[Entries from a dataset of interfaces]

────────────────────────────────────────

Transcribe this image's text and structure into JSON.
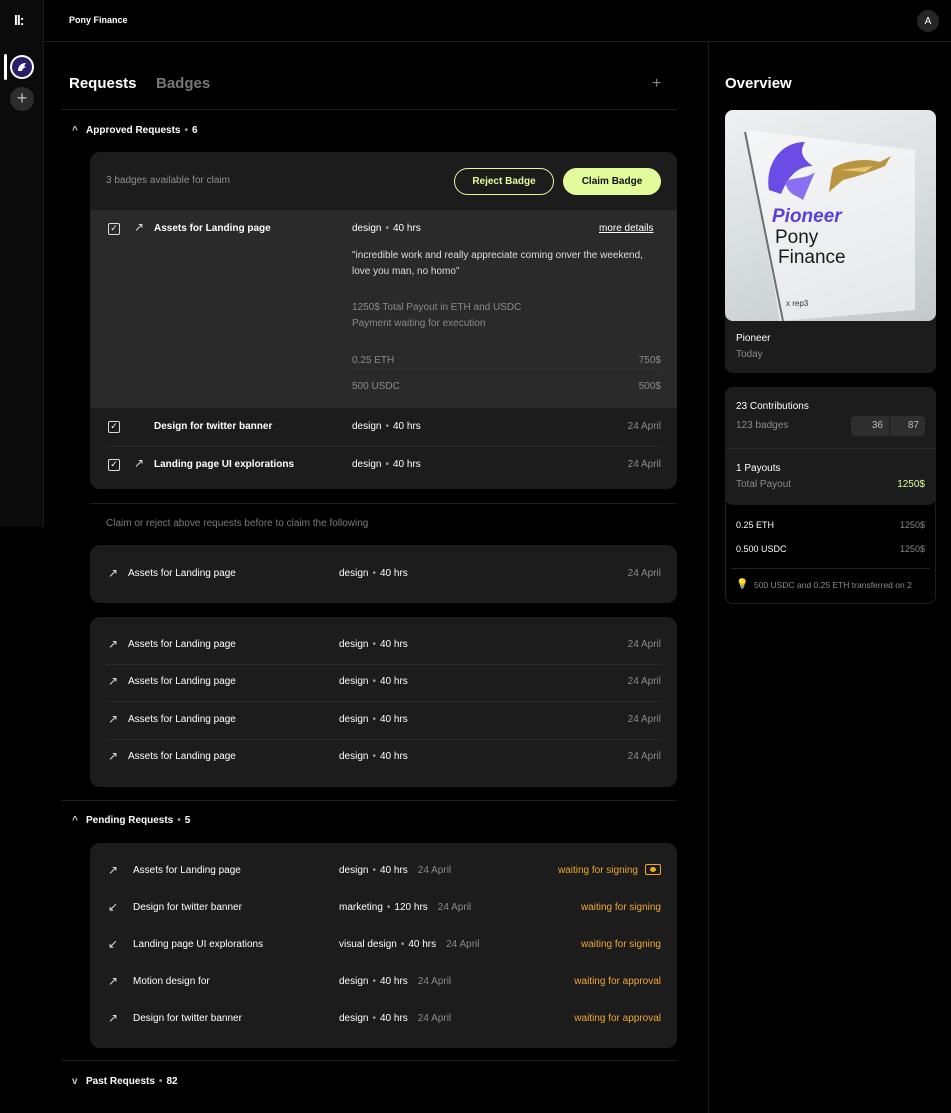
{
  "app": {
    "logo": "ll:",
    "title": "Pony Finance",
    "avatar": "A",
    "add_project": "+"
  },
  "tabs": {
    "requests": "Requests",
    "badges": "Badges",
    "add": "+"
  },
  "approved": {
    "title": "Approved Requests",
    "count": "6",
    "available": "3 badges available for claim",
    "reject_label": "Reject Badge",
    "claim_label": "Claim Badge",
    "expanded": {
      "title": "Assets for Landing page",
      "tag": "design",
      "hours": "40 hrs",
      "more": "more details",
      "quote": "\"incredible work and really appreciate coming onver the weekend, love you man, no homo\"",
      "payout_line1": "1250$ Total Payout in ETH and USDC",
      "payout_line2": "Payment waiting for execution",
      "eth_label": "0.25 ETH",
      "eth_value": "750$",
      "usdc_label": "500 USDC",
      "usdc_value": "500$"
    },
    "rows": [
      {
        "title": "Design for twitter banner",
        "tag": "design",
        "hours": "40 hrs",
        "date": "24 April"
      },
      {
        "title": "Landing page UI explorations",
        "tag": "design",
        "hours": "40 hrs",
        "date": "24 April"
      }
    ],
    "note": "Claim or reject above requests before to claim the following",
    "single": {
      "title": "Assets for Landing page",
      "tag": "design",
      "hours": "40 hrs",
      "date": "24 April"
    },
    "list": [
      {
        "title": "Assets for Landing page",
        "tag": "design",
        "hours": "40 hrs",
        "date": "24 April"
      },
      {
        "title": "Assets for Landing page",
        "tag": "design",
        "hours": "40 hrs",
        "date": "24 April"
      },
      {
        "title": "Assets for Landing page",
        "tag": "design",
        "hours": "40 hrs",
        "date": "24 April"
      },
      {
        "title": "Assets for Landing page",
        "tag": "design",
        "hours": "40 hrs",
        "date": "24 April"
      }
    ]
  },
  "pending": {
    "title": "Pending Requests",
    "count": "5",
    "rows": [
      {
        "dir": "↗",
        "title": "Assets for Landing page",
        "tag": "design",
        "hours": "40 hrs",
        "date": "24 April",
        "status": "waiting for signing"
      },
      {
        "dir": "↙",
        "title": "Design for twitter banner",
        "tag": "marketing",
        "hours": "120 hrs",
        "date": "24 April",
        "status": "waiting for signing"
      },
      {
        "dir": "↙",
        "title": "Landing page UI explorations",
        "tag": "visual design",
        "hours": "40 hrs",
        "date": "24 April",
        "status": "waiting for signing"
      },
      {
        "dir": "↗",
        "title": "Motion design for",
        "tag": "design",
        "hours": "40 hrs",
        "date": "24 April",
        "status": "waiting for approval"
      },
      {
        "dir": "↗",
        "title": "Design for twitter banner",
        "tag": "design",
        "hours": "40 hrs",
        "date": "24 April",
        "status": "waiting for approval"
      }
    ]
  },
  "past": {
    "title": "Past Requests",
    "count": "82"
  },
  "overview": {
    "title": "Overview",
    "badge_art": {
      "line1": "Pioneer",
      "line2": "Pony",
      "line3": "Finance",
      "credit": "x rep3"
    },
    "badge_name": "Pioneer",
    "badge_date": "Today",
    "contributions_title": "23 Contributions",
    "contributions_sub": "123 badges",
    "stat_a": "36",
    "stat_b": "87",
    "payouts_title": "1 Payouts",
    "payouts_sub": "Total Payout",
    "payouts_value": "1250$",
    "eth_label": "0.25 ETH",
    "eth_value": "1250$",
    "usdc_label": "0.500 USDC",
    "usdc_value": "1250$",
    "transfer_note": "500 USDC and 0.25 ETH transferred on 2"
  },
  "colors": {
    "accent": "#e3fb9a",
    "orange": "#f0a72e",
    "purple": "#6b4de6"
  }
}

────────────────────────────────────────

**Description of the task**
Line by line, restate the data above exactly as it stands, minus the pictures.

**Task output**
Transcribe this image's text and structure into JSON.
{
  "app": {
    "logo": "ll:",
    "title": "Pony Finance",
    "avatar": "A",
    "add_project": "+"
  },
  "tabs": {
    "requests": "Requests",
    "badges": "Badges",
    "add": "+"
  },
  "approved": {
    "title": "Approved Requests",
    "count": "6",
    "available": "3 badges available for claim",
    "reject_label": "Reject Badge",
    "claim_label": "Claim Badge",
    "expanded": {
      "title": "Assets for Landing page",
      "tag": "design",
      "hours": "40 hrs",
      "more": "more details",
      "quote": "\"incredible work and really appreciate coming onver the weekend, love you man, no homo\"",
      "payout_line1": "1250$ Total Payout in ETH and USDC",
      "payout_line2": "Payment waiting for execution",
      "eth_label": "0.25 ETH",
      "eth_value": "750$",
      "usdc_label": "500 USDC",
      "usdc_value": "500$"
    },
    "rows": [
      {
        "title": "Design for twitter banner",
        "tag": "design",
        "hours": "40 hrs",
        "date": "24 April"
      },
      {
        "title": "Landing page UI explorations",
        "tag": "design",
        "hours": "40 hrs",
        "date": "24 April"
      }
    ],
    "note": "Claim or reject above requests before to claim the following",
    "single": {
      "title": "Assets for Landing page",
      "tag": "design",
      "hours": "40 hrs",
      "date": "24 April"
    },
    "list": [
      {
        "title": "Assets for Landing page",
        "tag": "design",
        "hours": "40 hrs",
        "date": "24 April"
      },
      {
        "title": "Assets for Landing page",
        "tag": "design",
        "hours": "40 hrs",
        "date": "24 April"
      },
      {
        "title": "Assets for Landing page",
        "tag": "design",
        "hours": "40 hrs",
        "date": "24 April"
      },
      {
        "title": "Assets for Landing page",
        "tag": "design",
        "hours": "40 hrs",
        "date": "24 April"
      }
    ]
  },
  "pending": {
    "title": "Pending Requests",
    "count": "5",
    "rows": [
      {
        "dir": "↗",
        "title": "Assets for Landing page",
        "tag": "design",
        "hours": "40 hrs",
        "date": "24 April",
        "status": "waiting for signing"
      },
      {
        "dir": "↙",
        "title": "Design for twitter banner",
        "tag": "marketing",
        "hours": "120 hrs",
        "date": "24 April",
        "status": "waiting for signing"
      },
      {
        "dir": "↙",
        "title": "Landing page UI explorations",
        "tag": "visual design",
        "hours": "40 hrs",
        "date": "24 April",
        "status": "waiting for signing"
      },
      {
        "dir": "↗",
        "title": "Motion design for",
        "tag": "design",
        "hours": "40 hrs",
        "date": "24 April",
        "status": "waiting for approval"
      },
      {
        "dir": "↗",
        "title": "Design for twitter banner",
        "tag": "design",
        "hours": "40 hrs",
        "date": "24 April",
        "status": "waiting for approval"
      }
    ]
  },
  "past": {
    "title": "Past Requests",
    "count": "82"
  },
  "overview": {
    "title": "Overview",
    "badge_art": {
      "line1": "Pioneer",
      "line2": "Pony",
      "line3": "Finance",
      "credit": "x rep3"
    },
    "badge_name": "Pioneer",
    "badge_date": "Today",
    "contributions_title": "23 Contributions",
    "contributions_sub": "123 badges",
    "stat_a": "36",
    "stat_b": "87",
    "payouts_title": "1 Payouts",
    "payouts_sub": "Total Payout",
    "payouts_value": "1250$",
    "eth_label": "0.25 ETH",
    "eth_value": "1250$",
    "usdc_label": "0.500 USDC",
    "usdc_value": "1250$",
    "transfer_note": "500 USDC and 0.25 ETH transferred on 2"
  },
  "colors": {
    "accent": "#e3fb9a",
    "orange": "#f0a72e",
    "purple": "#6b4de6"
  }
}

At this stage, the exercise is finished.